There is a nil-rate band, currently £325,000 below which no Inheritance Tax is payable. In addition, there is an IHT residence nil-rate band (RNRB) which relates to a main residence passed down to a direct descendent such as children or grandchildren. The RNRB of £175,000 (where available) is additional to the £325,000 Inheritance Tax nil-rate band.

Funds from the deceased estate are usually used to pay IHT. If there is a will, it is usually the executor who deals with paying any IHT due to HMRC. IHT can be paid from funds within the estate, or from money raised from the sale of the assets. Payment of any IHT due is often made using the Direct Payment Scheme (DPS) whereby some or all of the IHT is paid from the deceased person’s accounts directly to HMRC. The deceased may also have used a life insurance policy to fund the payment of some / all the IHT due.

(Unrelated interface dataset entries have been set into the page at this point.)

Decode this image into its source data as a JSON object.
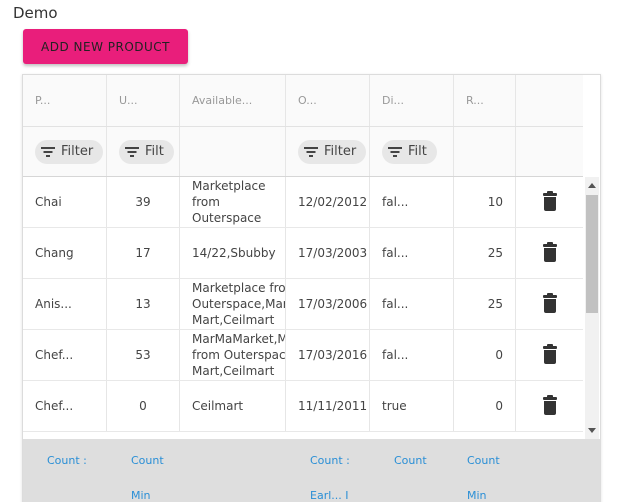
{
  "app": {
    "title": "Demo"
  },
  "toolbar": {
    "add_label": "ADD NEW PRODUCT"
  },
  "columns": [
    "P...",
    "U...",
    "Available...",
    "O...",
    "Di...",
    "R..."
  ],
  "filters": {
    "chip0": "Filter",
    "chip1": "Filt",
    "chip3": "Filter",
    "chip4": "Filt"
  },
  "rows": [
    {
      "name": "Chai",
      "units": "39",
      "available": "Marketplace from Outerspace",
      "date": "12/02/2012",
      "disc": "fal...",
      "reorder": "10"
    },
    {
      "name": "Chang",
      "units": "17",
      "available": "14/22,Sbubby",
      "date": "17/03/2003",
      "disc": "fal...",
      "reorder": "25"
    },
    {
      "name": "Anis...",
      "units": "13",
      "available": "Marketplace from Outerspace,Markt Mart,Ceilmart",
      "date": "17/03/2006",
      "disc": "fal...",
      "reorder": "25"
    },
    {
      "name": "Chef...",
      "units": "53",
      "available": "MarMaMarket,Marketplace from Outerspace,Markt Mart,Ceilmart",
      "date": "17/03/2016",
      "disc": "fal...",
      "reorder": "0"
    },
    {
      "name": "Chef...",
      "units": "0",
      "available": "Ceilmart",
      "date": "11/11/2011",
      "disc": "true",
      "reorder": "0"
    }
  ],
  "footer": {
    "c0_r1": "Count :",
    "c1_r1": "Count",
    "c1_r2": "Min",
    "c3_r1": "Count :",
    "c3_r2": "Earl... I",
    "c4_r1": "Count",
    "c5_r1": "Count",
    "c5_r2": "Min"
  },
  "icons": {
    "delete": "trash-icon",
    "filter": "filter-icon"
  },
  "colors": {
    "accent": "#e91e7b",
    "link": "#2a8fd6"
  }
}
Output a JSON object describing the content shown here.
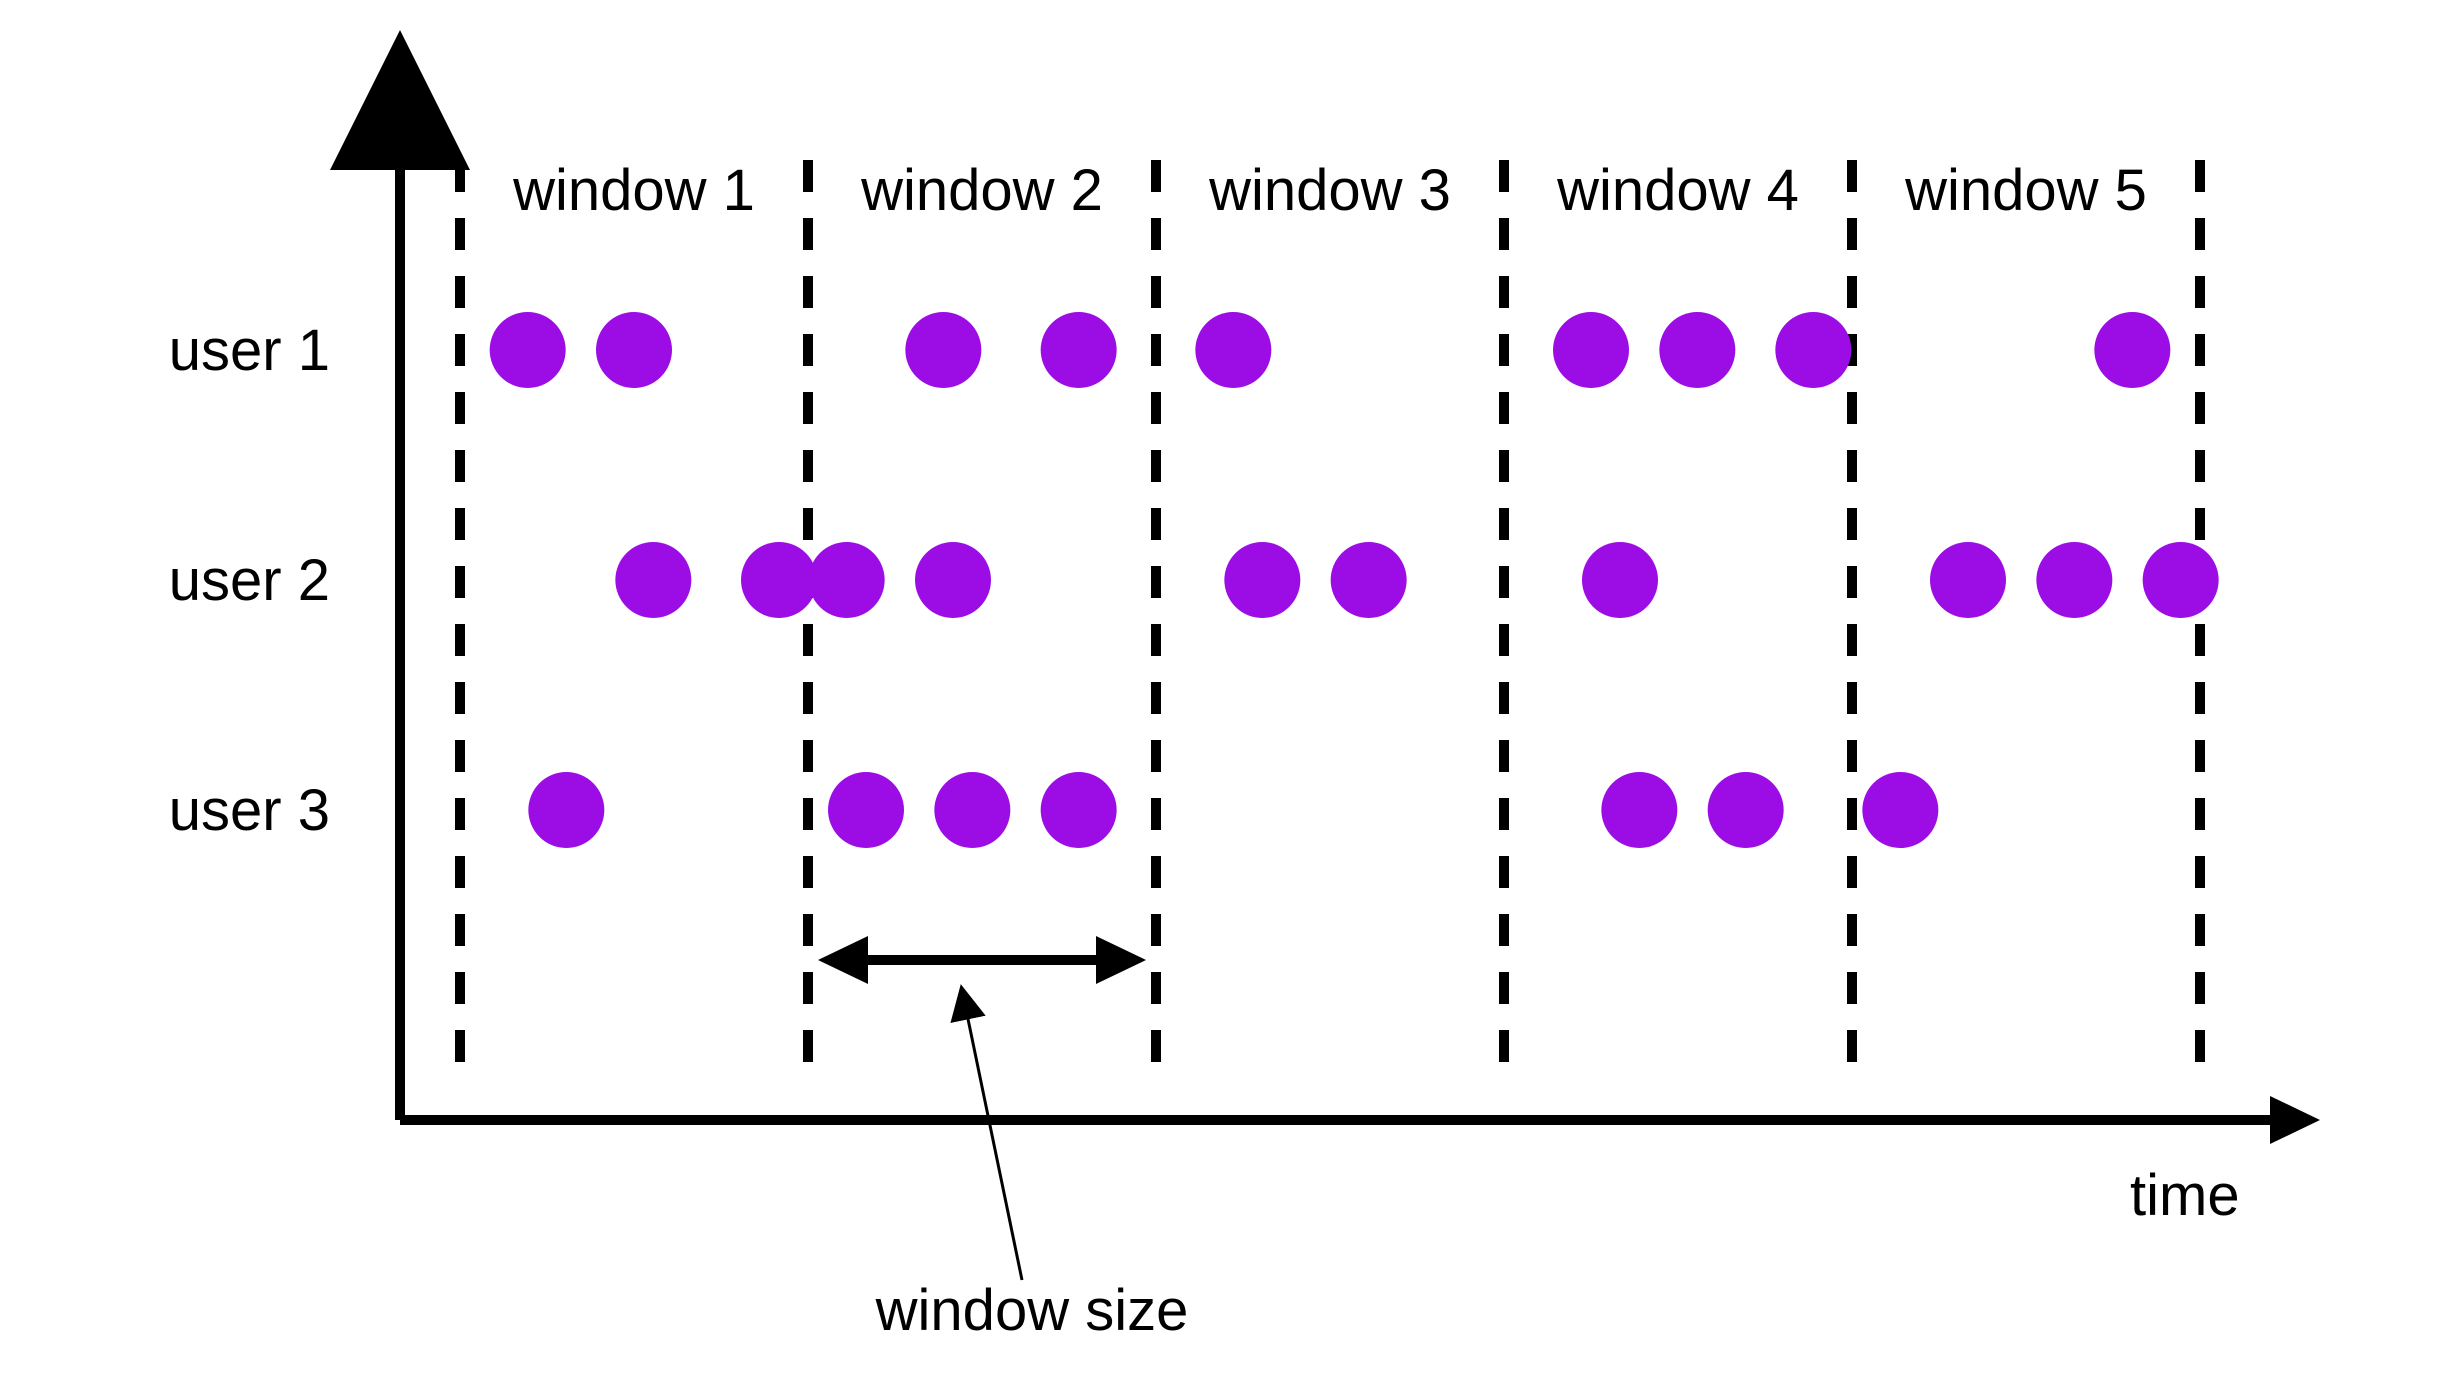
{
  "chart_data": {
    "type": "scatter",
    "title": "",
    "xlabel": "time",
    "ylabel": "",
    "window_size_label": "window size",
    "windows": [
      {
        "id": 1,
        "label": "window 1",
        "start": 0,
        "end": 360
      },
      {
        "id": 2,
        "label": "window 2",
        "start": 360,
        "end": 720
      },
      {
        "id": 3,
        "label": "window 3",
        "start": 720,
        "end": 1080
      },
      {
        "id": 4,
        "label": "window 4",
        "start": 1080,
        "end": 1440
      },
      {
        "id": 5,
        "label": "window 5",
        "start": 1440,
        "end": 1800
      }
    ],
    "users": [
      {
        "name": "user 1",
        "events_t": [
          70,
          180,
          500,
          640,
          800,
          1170,
          1280,
          1400,
          1730
        ]
      },
      {
        "name": "user 2",
        "events_t": [
          200,
          330,
          400,
          510,
          830,
          940,
          1200,
          1560,
          1670,
          1780
        ]
      },
      {
        "name": "user 3",
        "events_t": [
          110,
          420,
          530,
          640,
          1220,
          1330,
          1490
        ]
      }
    ],
    "window_size_indicator": {
      "from_window": 2,
      "to_window": 2
    },
    "dot_color": "#9c0de6",
    "axis_color": "#000000"
  }
}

Once the IHT and any outstanding debts are paid, the executor or administrator can distribute what remains of the estate. The beneficiaries of the will do not normally need to pay IHT on their inheritance, but there are exceptions.

Trusts and CGT

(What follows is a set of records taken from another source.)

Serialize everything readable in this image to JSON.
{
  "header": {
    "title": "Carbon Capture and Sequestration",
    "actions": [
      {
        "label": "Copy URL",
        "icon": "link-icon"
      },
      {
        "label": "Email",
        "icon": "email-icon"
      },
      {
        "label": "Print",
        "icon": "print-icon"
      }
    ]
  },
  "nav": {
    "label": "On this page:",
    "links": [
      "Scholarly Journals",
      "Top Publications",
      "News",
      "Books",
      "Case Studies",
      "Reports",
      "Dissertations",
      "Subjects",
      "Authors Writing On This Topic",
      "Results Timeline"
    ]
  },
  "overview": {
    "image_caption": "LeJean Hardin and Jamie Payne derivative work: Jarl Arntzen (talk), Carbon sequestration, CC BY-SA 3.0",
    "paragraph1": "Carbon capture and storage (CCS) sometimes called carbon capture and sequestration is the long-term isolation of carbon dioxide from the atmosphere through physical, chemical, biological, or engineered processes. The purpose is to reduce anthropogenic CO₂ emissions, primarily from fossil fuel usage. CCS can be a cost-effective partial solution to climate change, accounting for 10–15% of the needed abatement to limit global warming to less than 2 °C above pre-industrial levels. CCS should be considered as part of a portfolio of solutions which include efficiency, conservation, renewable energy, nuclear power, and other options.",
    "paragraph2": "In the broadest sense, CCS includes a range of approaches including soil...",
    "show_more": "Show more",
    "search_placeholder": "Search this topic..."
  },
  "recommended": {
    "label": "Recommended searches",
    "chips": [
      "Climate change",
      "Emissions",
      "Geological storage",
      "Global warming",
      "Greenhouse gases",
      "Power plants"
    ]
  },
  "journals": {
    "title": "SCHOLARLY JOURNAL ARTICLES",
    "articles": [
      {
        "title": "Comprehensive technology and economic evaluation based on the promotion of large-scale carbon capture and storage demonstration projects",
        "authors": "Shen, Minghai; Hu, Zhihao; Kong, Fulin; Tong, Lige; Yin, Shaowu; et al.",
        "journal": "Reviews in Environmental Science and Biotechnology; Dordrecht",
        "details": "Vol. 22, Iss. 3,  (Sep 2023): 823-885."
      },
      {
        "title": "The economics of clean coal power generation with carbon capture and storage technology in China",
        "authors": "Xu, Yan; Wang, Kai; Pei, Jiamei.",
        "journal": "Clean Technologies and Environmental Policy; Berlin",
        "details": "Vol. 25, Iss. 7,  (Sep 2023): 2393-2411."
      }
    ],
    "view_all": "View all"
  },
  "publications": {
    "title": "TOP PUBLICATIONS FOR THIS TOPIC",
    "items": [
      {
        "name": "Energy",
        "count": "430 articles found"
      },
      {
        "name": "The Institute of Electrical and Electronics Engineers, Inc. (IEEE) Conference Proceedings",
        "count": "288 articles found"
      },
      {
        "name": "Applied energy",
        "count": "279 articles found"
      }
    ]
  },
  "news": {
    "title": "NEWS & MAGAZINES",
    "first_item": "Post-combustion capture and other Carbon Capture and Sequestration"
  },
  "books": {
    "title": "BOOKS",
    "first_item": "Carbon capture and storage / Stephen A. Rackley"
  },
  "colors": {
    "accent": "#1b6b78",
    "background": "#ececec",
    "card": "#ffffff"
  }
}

A trust is an obligation that binds a trustee, an individual or a company to deal with the assets such as land, money and shares which form part of the trust. The person who places assets into a trust is known as a settlor and the trust benefits one or more beneficiaries.

The trustees make decisions about how the assets in the trust are to be managed, transferred or held back for the future use of the beneficiaries. They are also responsible for reporting and paying tax on behalf of the trust. A trust needs to be registered with HMRC if it pays or owes tax. CGT may be payable when assets are placed into or taken out of a trust.

If assets are transferred into a trust, then tax is paid by either the person selling the asset to the trust or the person transferring the asset (the 'settlor').

If assets are taken out of a trust, the trustees usually have to pay the tax if they sell or transfer assets on behalf of the beneficiary. However, the rules are complex and there are different types of trusts that need to be considered, such as bare trusts or non-UK resident trusts.

Most trusts have an annual exemption from CGT, currently £6,150 (2020-21). There is a higher limit of £12,300 if the beneficiary is vulnerable, a disabled person or a child whose parent has died.

IHT exemption for gifts out of income

It is possible for wealthier taxpayers to take advantage of the IHT exemption for gifts and payments that are paid as normal expenditure out of income. This is a very flexible exemption from IHT as there are no specific requirements, for example, making fixed, regular gifts to the same person. With proper planning this can be a particularly useful tool and could include helping grandparents pay school fees for their grandchildren.

However, careful consideration has to be given to ensure that these payments form part of the transferor’s normal expenditure and is made out of income and not out of capital. The person gifting the money must also ensure that they are left with enough money to maintain their normal standard of living. A gift must meet all of the conditions to qualify for the exemption and must not fall within any of the exceptions.

This relief is separate to the annual Inheritance Tax exemption of £3,000 for gifts. This exemption can also be carried forward to the following tax year if not used, to make a maximum gift of £6,000. Individuals can also give as many gifts of up to £250 per person as they want during the tax year but only if they have not used another exemption with the same person. There are also special allowances for gifts made at a wedding or civil ceremony.